The documents, Sen. Bob Menendez said, are necessary to examine examples of Trump’s dealings with the Turkish president since taking office, including his refusal to enforce congressionally-mandated sanctions on Turkey.
- The Office of the Special Counsel has started investigating Education Secretary Betsy DeVos for potentially violating the Hatch Act, after she slammed Joe Biden in a Fox News interview and her agency promoted it through official channels.
- The federal debt will soar to levels unseen in the nation’s history over the next 30 years, consuming an ever-growing and unsustainable proportion of the nation’s income, the director of the Congressional Budget Office said on Monday.
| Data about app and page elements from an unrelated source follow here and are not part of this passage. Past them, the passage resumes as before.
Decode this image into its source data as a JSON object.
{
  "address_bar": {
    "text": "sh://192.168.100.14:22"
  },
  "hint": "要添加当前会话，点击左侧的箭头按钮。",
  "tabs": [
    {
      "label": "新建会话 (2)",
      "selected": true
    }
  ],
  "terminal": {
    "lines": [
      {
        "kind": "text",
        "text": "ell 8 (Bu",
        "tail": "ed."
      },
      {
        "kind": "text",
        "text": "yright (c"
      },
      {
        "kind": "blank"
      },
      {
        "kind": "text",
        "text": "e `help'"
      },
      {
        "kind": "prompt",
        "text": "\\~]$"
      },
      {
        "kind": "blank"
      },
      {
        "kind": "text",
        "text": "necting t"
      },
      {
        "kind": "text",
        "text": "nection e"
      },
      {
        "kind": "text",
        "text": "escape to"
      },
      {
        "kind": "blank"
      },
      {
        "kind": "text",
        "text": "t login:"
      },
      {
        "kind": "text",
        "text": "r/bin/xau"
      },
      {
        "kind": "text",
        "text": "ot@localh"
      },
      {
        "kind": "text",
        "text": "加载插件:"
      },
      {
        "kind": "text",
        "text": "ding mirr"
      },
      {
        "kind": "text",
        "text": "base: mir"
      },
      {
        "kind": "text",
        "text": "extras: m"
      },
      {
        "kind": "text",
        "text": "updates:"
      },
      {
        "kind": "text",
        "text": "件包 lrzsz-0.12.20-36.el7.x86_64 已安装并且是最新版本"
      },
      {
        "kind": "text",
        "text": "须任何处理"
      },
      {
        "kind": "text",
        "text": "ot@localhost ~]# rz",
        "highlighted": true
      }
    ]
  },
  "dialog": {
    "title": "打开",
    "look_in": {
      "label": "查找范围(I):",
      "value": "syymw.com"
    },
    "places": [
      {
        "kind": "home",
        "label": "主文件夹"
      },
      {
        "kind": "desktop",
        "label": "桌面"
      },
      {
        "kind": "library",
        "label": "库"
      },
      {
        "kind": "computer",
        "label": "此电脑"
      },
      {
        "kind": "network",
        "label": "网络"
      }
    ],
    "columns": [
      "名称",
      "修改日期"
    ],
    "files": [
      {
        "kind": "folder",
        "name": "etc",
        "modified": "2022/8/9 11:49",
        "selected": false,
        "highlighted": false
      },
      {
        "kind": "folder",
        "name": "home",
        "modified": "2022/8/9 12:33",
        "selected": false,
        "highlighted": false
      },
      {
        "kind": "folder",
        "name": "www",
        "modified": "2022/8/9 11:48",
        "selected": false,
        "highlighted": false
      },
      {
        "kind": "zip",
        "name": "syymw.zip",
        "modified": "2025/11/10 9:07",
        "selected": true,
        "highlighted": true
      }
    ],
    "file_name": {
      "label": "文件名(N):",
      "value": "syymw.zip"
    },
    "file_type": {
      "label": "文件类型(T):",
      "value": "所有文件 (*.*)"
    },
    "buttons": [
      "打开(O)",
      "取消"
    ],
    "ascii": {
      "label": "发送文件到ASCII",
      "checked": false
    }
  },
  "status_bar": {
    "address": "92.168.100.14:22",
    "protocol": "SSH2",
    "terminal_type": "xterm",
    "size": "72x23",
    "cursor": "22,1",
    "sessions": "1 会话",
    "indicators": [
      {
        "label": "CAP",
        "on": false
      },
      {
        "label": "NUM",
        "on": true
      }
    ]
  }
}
- The Trump administration on Monday removed the top two liaisons between the White House and the health department, leaving HHS Secretary Alex Azar’s chief of staff as the de facto personnel chief.
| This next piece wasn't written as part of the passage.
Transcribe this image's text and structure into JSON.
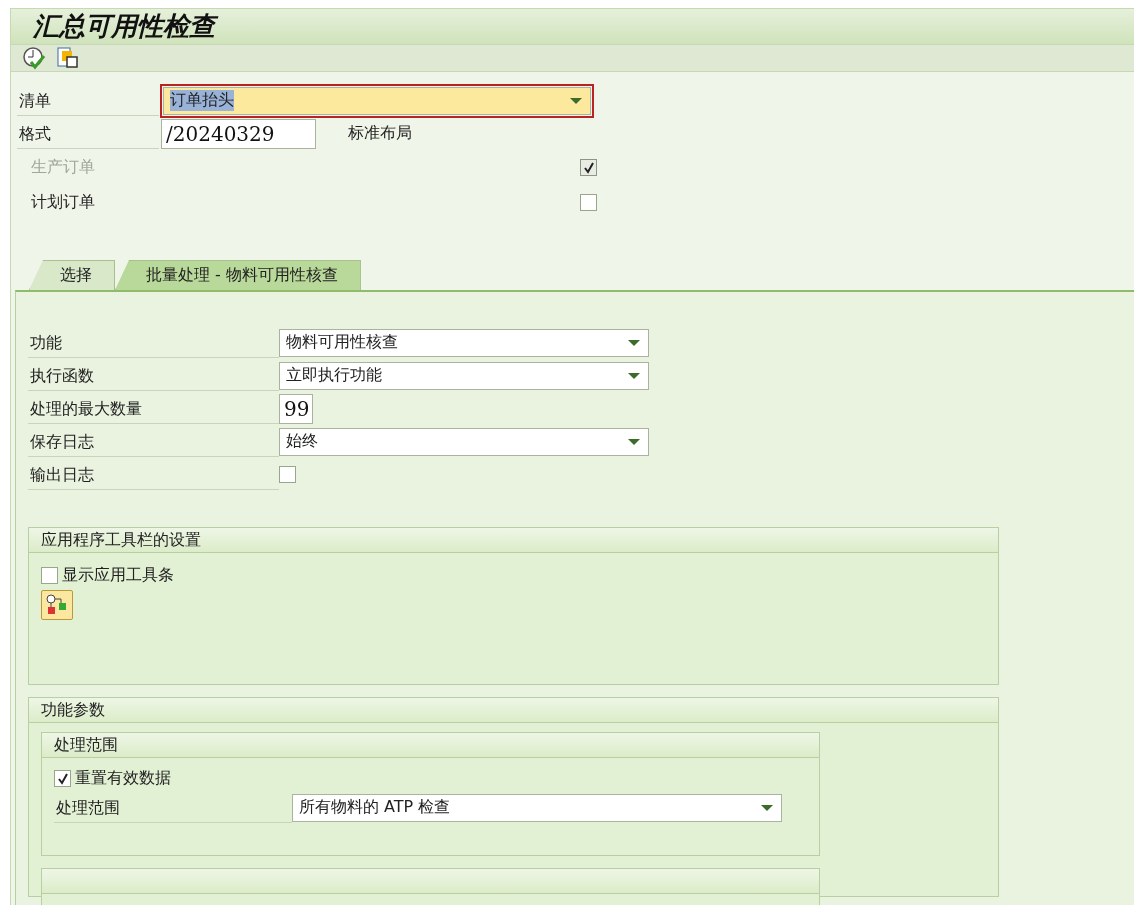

- Top Trump administration officials announced a slate of punitive measures intended to add teeth to its attempt to reimpose international sanctions on Iran — a diplomatic maneuver dismissed by much of the global community as illegal and ineffective.
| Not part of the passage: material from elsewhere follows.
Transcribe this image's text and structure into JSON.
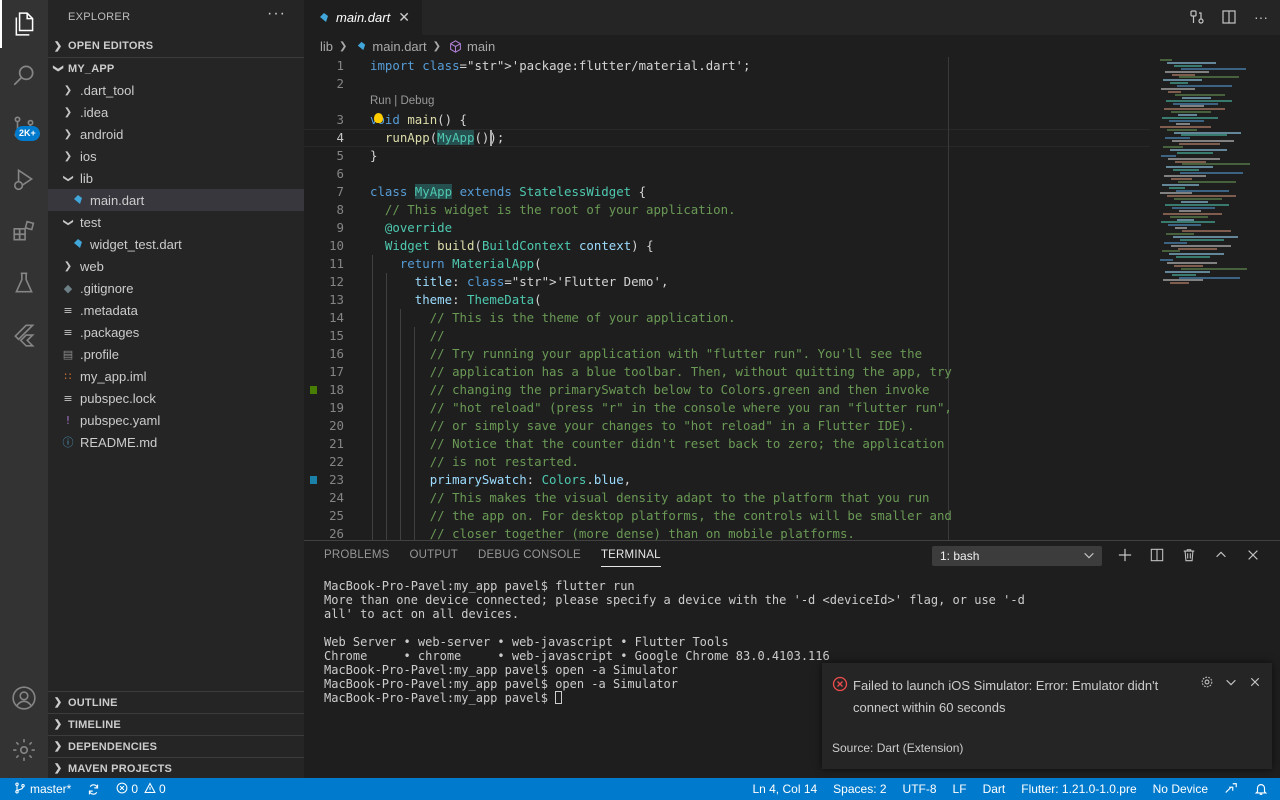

- President Trump said he would not support a TikTok deal unless Walmart and Oracle own a controlling stake in the popular video-sharing app — appearing to reject the terms of an agreement he said over the weekend had his approval.
- Facebook announced that 2.5 million U.S. users have registered to vote in the upcoming general election through Facebook, Instagram and Messenger — a figure more than halfway towards Facebook’s goal of registering 4 million U.S. users to vote ahead of November.
- A judge in New York has ordered the U.S. Postal Service to treat election mail as a priority amid widespread reports of mail delays resulting from operational changes directed by President Trump’s postmaster general.
- Joe Biden’s presidential campaign is expanding its advertising offensive in Georgia and Iowa as the former vice president looks to broaden his path to the White House and expand the electoral battlefield beyond core states, like Michigan, Pennsylvania, Wisconsin and Florida, where recent polls already show him with the lead.
- President Trump claims he could easily close the growing fundraising gap between his campaign and that of Democratic nominee Joe Biden by calling “rich people that I know.”
“Give me one day and a telephone, I could get all these rich people that I know very much to all put up millions of dollars a piece,” Trump said during an interview on Fox and Friends.
- A federal judge has dismissed a lawsuit filed by President Donald Trump’s reelection campaign that challenges a Nevada state law sending ballots to all active voters amid the coronavirus pandemic.
The lawsuit lacks standing, according to U.S. District Judge James C. Mahan in a Sept. 18 order dismissing the lawsuit.
Sources: ABC News, Associated Press, The Atlantic, Axios, Bloomberg, CBS News, CNN, Chicago Tribune, Financial Times, Forbes, Fox News,The Hill, Independent, MSNBC, NBC News, NJ.com, NPR, NY Times, Politico, Reuters, Salon, Slate, Vanity Fair, Wall Street Journal, Washington Post